From: David Link, Matter Network, More from this Affiliate
Published August 6, 2010 08:36 AM

2010: The Year of Compressed Air Energy Storage?

There are signs that 2010 could be the coming out party for Compressed Air Energy Storage (CAES). With the onslaught of large wind and solar deployments that will be added to the grid to meet state renewable portfolio standards requirements, there is a lot of buzz about the need for energy storage systems, particularly bulk energy storage. Bulk systems can store megawatt-scale amounts of energy produced during off peak times. They then discharge that energy during peak times, when prices are higher, and over many hours. With so much attention and investment paid to lithium ion batteries, it is easy to forget that advanced batteries are not true bulk storage technologies. However, CAES is.

ADVERTISEMENT

Historically, CAES projects have faced an uphill climb in terms of site selection and permitting. However, there is now tangible evidence of market momentum and validation. CAES Development Company recently sold to FirstEnergy Generation the rights to the Norton (Ohio) Energy Storage Project, a site that will exceed 2 GW if all phases are complete. Pacific Gas and Electric is in the process of validating the design and performance of a 300 MW CAES project near Bakersfield, CA. New York State Electric and Gas (NYSEG) will be demonstrating a 150 MW CAES technology plant using an existing salt cavern in Watkins Glen, NY. There are also other small demonstrations from CAES technology providers that do not require natural gas to heat the compressed air and generate electricity.

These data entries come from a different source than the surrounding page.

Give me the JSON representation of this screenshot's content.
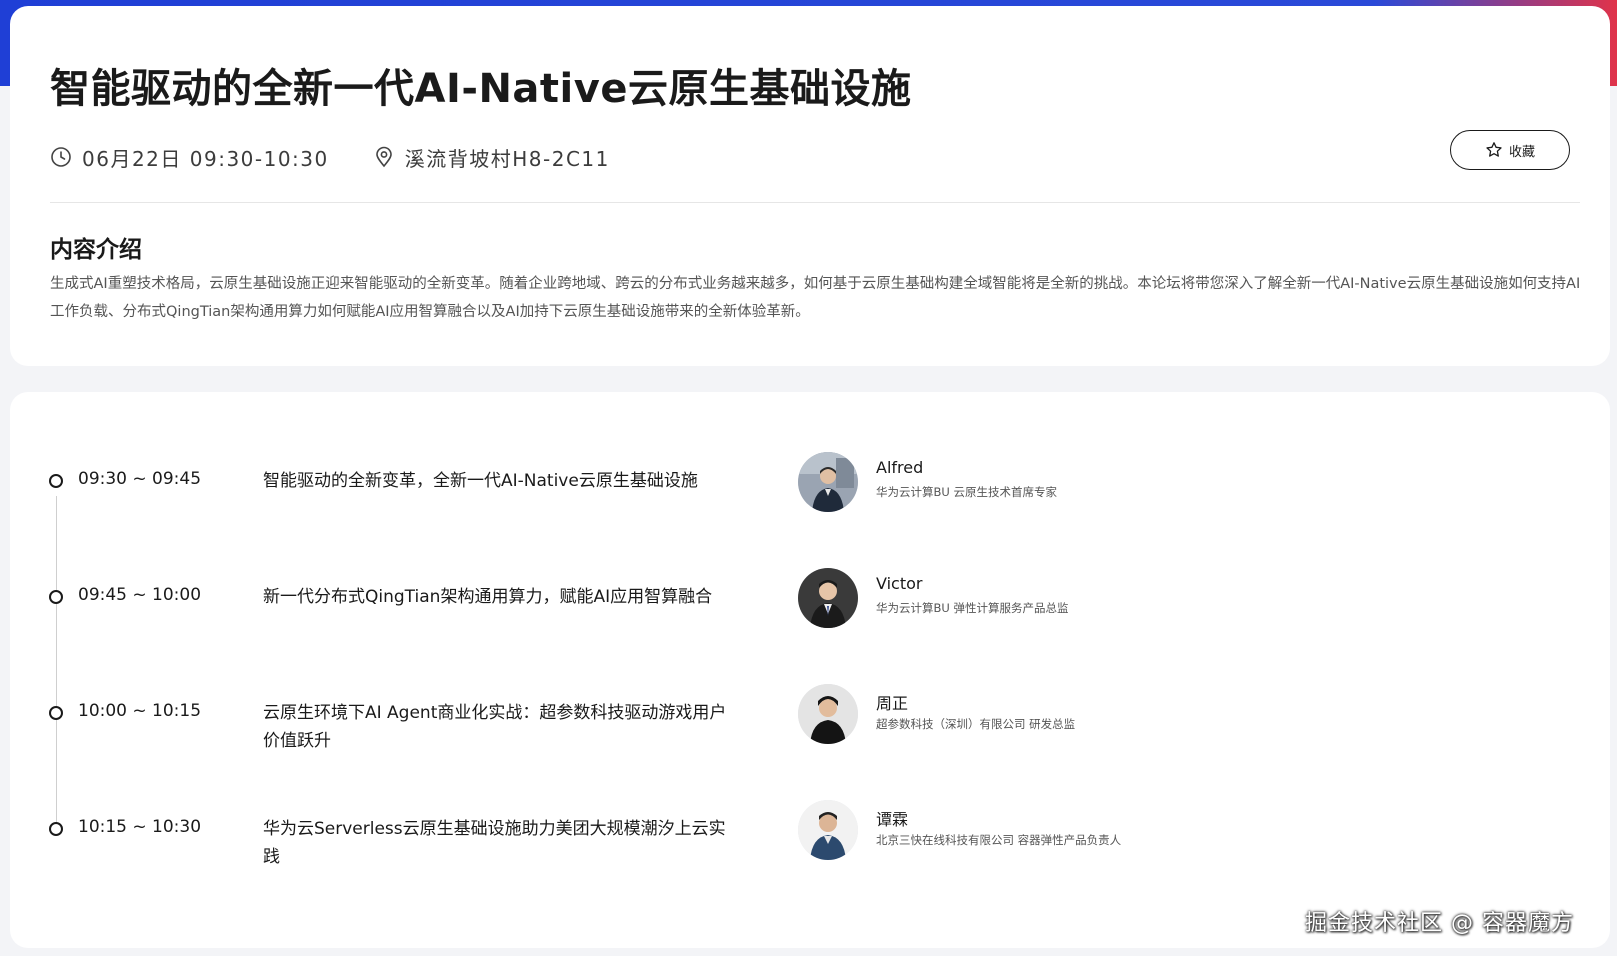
{
  "session": {
    "title": "智能驱动的全新一代AI-Native云原生基础设施",
    "datetime": "06月22日 09:30-10:30",
    "location": "溪流背坡村H8-2C11",
    "favorite_label": "收藏"
  },
  "intro": {
    "heading": "内容介绍",
    "text": "生成式AI重塑技术格局，云原生基础设施正迎来智能驱动的全新变革。随着企业跨地域、跨云的分布式业务越来越多，如何基于云原生基础构建全域智能将是全新的挑战。本论坛将带您深入了解全新一代AI-Native云原生基础设施如何支持AI工作负载、分布式QingTian架构通用算力如何赋能AI应用智算融合以及AI加持下云原生基础设施带来的全新体验革新。"
  },
  "agenda": [
    {
      "time": "09:30 ~ 09:45",
      "topic": "智能驱动的全新变革，全新一代AI-Native云原生基础设施",
      "speaker": "Alfred",
      "speaker_title": "华为云计算BU 云原生技术首席专家"
    },
    {
      "time": "09:45 ~ 10:00",
      "topic": "新一代分布式QingTian架构通用算力，赋能AI应用智算融合",
      "speaker": "Victor",
      "speaker_title": "华为云计算BU 弹性计算服务产品总监"
    },
    {
      "time": "10:00 ~ 10:15",
      "topic": "云原生环境下AI Agent商业化实战：超参数科技驱动游戏用户价值跃升",
      "speaker": "周正",
      "speaker_title": "超参数科技（深圳）有限公司 研发总监"
    },
    {
      "time": "10:15 ~ 10:30",
      "topic": "华为云Serverless云原生基础设施助力美团大规模潮汐上云实践",
      "speaker": "谭霖",
      "speaker_title": "北京三快在线科技有限公司 容器弹性产品负责人"
    }
  ],
  "watermark": "掘金技术社区 @ 容器魔方",
  "icons": {
    "clock": "clock-icon",
    "location": "location-pin-icon",
    "favorite": "star-outline-icon"
  },
  "colors": {
    "brand_blue": "#1f3fd6",
    "accent_red": "#e0334a"
  }
}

For bulk energy storage there are three key dimensions to consider: capacity or rated power (measured in the hundreds of megawatts), discharge duration (measured in hours), and cost of energy (measured in $/kWh). CAES scores high on these dimensions and can cost as little as $60/kWh for larger systems, less than any other energy storage technology. A significant portion of U.S. geology has the bedded salt/salt dome geology that is most suitable for CAES and that geology's overlap with large wind is significant. Also, CAES is a very flexible resource that can also provide shorter duration regulation services. The project finance nature of CAES makes the technology scalable.

Accordingly, Pike Research estimates that the CAES market will grow from 453 MW in 2010 to nearly 7 GW by 2020, which will cement the technology's role in helping integrate renewables on the grid.

Link to original article: http://www.matternetwork.com/2010/8/2010-year-compressed-air-energy.cfm

Terms of Use | Privacy Policy

2014©. Copyright Environmental News Network